[Element data from apps and pages]
= = = =

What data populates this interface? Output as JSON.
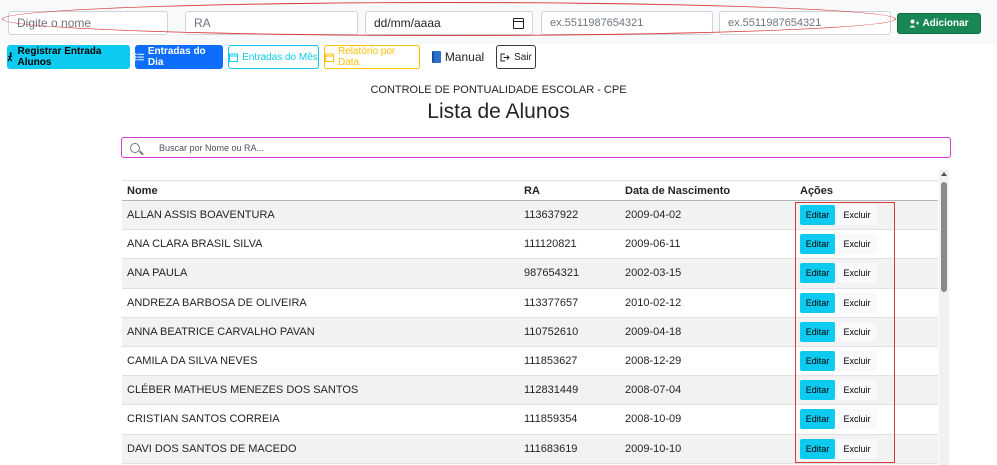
{
  "form": {
    "name_placeholder": "Digite o nome",
    "ra_placeholder": "RA",
    "date_placeholder": "dd/mm/aaaa",
    "phone1_placeholder": "ex.5511987654321",
    "phone2_placeholder": "ex.5511987654321",
    "add_label": "Adicionar",
    "add_icon": "person-plus-icon"
  },
  "nav": {
    "register": "Registrar Entrada Alunos",
    "today": "Entradas do Dia",
    "month": "Entradas do Mês",
    "report": "Relatório por Data",
    "manual": "Manual",
    "exit": "Sair"
  },
  "header": {
    "subtitle": "CONTROLE DE PONTUALIDADE ESCOLAR - CPE",
    "title": "Lista de Alunos"
  },
  "search": {
    "placeholder": "Buscar por Nome ou RA..."
  },
  "table": {
    "columns": [
      "Nome",
      "RA",
      "Data de Nascimento",
      "Ações"
    ],
    "edit_label": "Editar",
    "delete_label": "Excluir",
    "rows": [
      {
        "name": "ALLAN ASSIS BOAVENTURA",
        "ra": "113637922",
        "dob": "2009-04-02"
      },
      {
        "name": "ANA CLARA BRASIL SILVA",
        "ra": "111120821",
        "dob": "2009-06-11"
      },
      {
        "name": "ANA PAULA",
        "ra": "987654321",
        "dob": "2002-03-15"
      },
      {
        "name": "ANDREZA BARBOSA DE OLIVEIRA",
        "ra": "113377657",
        "dob": "2010-02-12"
      },
      {
        "name": "ANNA BEATRICE CARVALHO PAVAN",
        "ra": "110752610",
        "dob": "2009-04-18"
      },
      {
        "name": "CAMILA DA SILVA NEVES",
        "ra": "111853627",
        "dob": "2008-12-29"
      },
      {
        "name": "CLÉBER MATHEUS MENEZES DOS SANTOS",
        "ra": "112831449",
        "dob": "2008-07-04"
      },
      {
        "name": "CRISTIAN SANTOS CORREIA",
        "ra": "111859354",
        "dob": "2008-10-09"
      },
      {
        "name": "DAVI DOS SANTOS DE MACEDO",
        "ra": "111683619",
        "dob": "2009-10-10"
      }
    ]
  },
  "colors": {
    "success": "#198754",
    "primary": "#0d6efd",
    "info": "#0dcaf0",
    "warning": "#ffc107",
    "annotation": "#d93a3a"
  }
}
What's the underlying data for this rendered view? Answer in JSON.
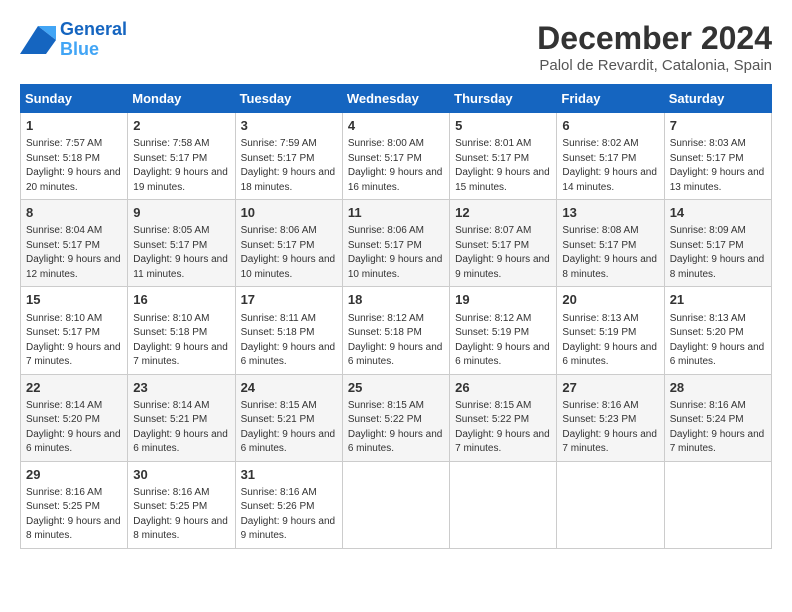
{
  "logo": {
    "line1": "General",
    "line2": "Blue"
  },
  "title": "December 2024",
  "subtitle": "Palol de Revardit, Catalonia, Spain",
  "days_of_week": [
    "Sunday",
    "Monday",
    "Tuesday",
    "Wednesday",
    "Thursday",
    "Friday",
    "Saturday"
  ],
  "weeks": [
    [
      {
        "day": "1",
        "info": "Sunrise: 7:57 AM\nSunset: 5:18 PM\nDaylight: 9 hours and 20 minutes."
      },
      {
        "day": "2",
        "info": "Sunrise: 7:58 AM\nSunset: 5:17 PM\nDaylight: 9 hours and 19 minutes."
      },
      {
        "day": "3",
        "info": "Sunrise: 7:59 AM\nSunset: 5:17 PM\nDaylight: 9 hours and 18 minutes."
      },
      {
        "day": "4",
        "info": "Sunrise: 8:00 AM\nSunset: 5:17 PM\nDaylight: 9 hours and 16 minutes."
      },
      {
        "day": "5",
        "info": "Sunrise: 8:01 AM\nSunset: 5:17 PM\nDaylight: 9 hours and 15 minutes."
      },
      {
        "day": "6",
        "info": "Sunrise: 8:02 AM\nSunset: 5:17 PM\nDaylight: 9 hours and 14 minutes."
      },
      {
        "day": "7",
        "info": "Sunrise: 8:03 AM\nSunset: 5:17 PM\nDaylight: 9 hours and 13 minutes."
      }
    ],
    [
      {
        "day": "8",
        "info": "Sunrise: 8:04 AM\nSunset: 5:17 PM\nDaylight: 9 hours and 12 minutes."
      },
      {
        "day": "9",
        "info": "Sunrise: 8:05 AM\nSunset: 5:17 PM\nDaylight: 9 hours and 11 minutes."
      },
      {
        "day": "10",
        "info": "Sunrise: 8:06 AM\nSunset: 5:17 PM\nDaylight: 9 hours and 10 minutes."
      },
      {
        "day": "11",
        "info": "Sunrise: 8:06 AM\nSunset: 5:17 PM\nDaylight: 9 hours and 10 minutes."
      },
      {
        "day": "12",
        "info": "Sunrise: 8:07 AM\nSunset: 5:17 PM\nDaylight: 9 hours and 9 minutes."
      },
      {
        "day": "13",
        "info": "Sunrise: 8:08 AM\nSunset: 5:17 PM\nDaylight: 9 hours and 8 minutes."
      },
      {
        "day": "14",
        "info": "Sunrise: 8:09 AM\nSunset: 5:17 PM\nDaylight: 9 hours and 8 minutes."
      }
    ],
    [
      {
        "day": "15",
        "info": "Sunrise: 8:10 AM\nSunset: 5:17 PM\nDaylight: 9 hours and 7 minutes."
      },
      {
        "day": "16",
        "info": "Sunrise: 8:10 AM\nSunset: 5:18 PM\nDaylight: 9 hours and 7 minutes."
      },
      {
        "day": "17",
        "info": "Sunrise: 8:11 AM\nSunset: 5:18 PM\nDaylight: 9 hours and 6 minutes."
      },
      {
        "day": "18",
        "info": "Sunrise: 8:12 AM\nSunset: 5:18 PM\nDaylight: 9 hours and 6 minutes."
      },
      {
        "day": "19",
        "info": "Sunrise: 8:12 AM\nSunset: 5:19 PM\nDaylight: 9 hours and 6 minutes."
      },
      {
        "day": "20",
        "info": "Sunrise: 8:13 AM\nSunset: 5:19 PM\nDaylight: 9 hours and 6 minutes."
      },
      {
        "day": "21",
        "info": "Sunrise: 8:13 AM\nSunset: 5:20 PM\nDaylight: 9 hours and 6 minutes."
      }
    ],
    [
      {
        "day": "22",
        "info": "Sunrise: 8:14 AM\nSunset: 5:20 PM\nDaylight: 9 hours and 6 minutes."
      },
      {
        "day": "23",
        "info": "Sunrise: 8:14 AM\nSunset: 5:21 PM\nDaylight: 9 hours and 6 minutes."
      },
      {
        "day": "24",
        "info": "Sunrise: 8:15 AM\nSunset: 5:21 PM\nDaylight: 9 hours and 6 minutes."
      },
      {
        "day": "25",
        "info": "Sunrise: 8:15 AM\nSunset: 5:22 PM\nDaylight: 9 hours and 6 minutes."
      },
      {
        "day": "26",
        "info": "Sunrise: 8:15 AM\nSunset: 5:22 PM\nDaylight: 9 hours and 7 minutes."
      },
      {
        "day": "27",
        "info": "Sunrise: 8:16 AM\nSunset: 5:23 PM\nDaylight: 9 hours and 7 minutes."
      },
      {
        "day": "28",
        "info": "Sunrise: 8:16 AM\nSunset: 5:24 PM\nDaylight: 9 hours and 7 minutes."
      }
    ],
    [
      {
        "day": "29",
        "info": "Sunrise: 8:16 AM\nSunset: 5:25 PM\nDaylight: 9 hours and 8 minutes."
      },
      {
        "day": "30",
        "info": "Sunrise: 8:16 AM\nSunset: 5:25 PM\nDaylight: 9 hours and 8 minutes."
      },
      {
        "day": "31",
        "info": "Sunrise: 8:16 AM\nSunset: 5:26 PM\nDaylight: 9 hours and 9 minutes."
      },
      null,
      null,
      null,
      null
    ]
  ]
}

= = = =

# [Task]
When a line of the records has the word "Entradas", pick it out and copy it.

# [Output]
    "today": "Entradas do Dia",
    "month": "Entradas do Mês",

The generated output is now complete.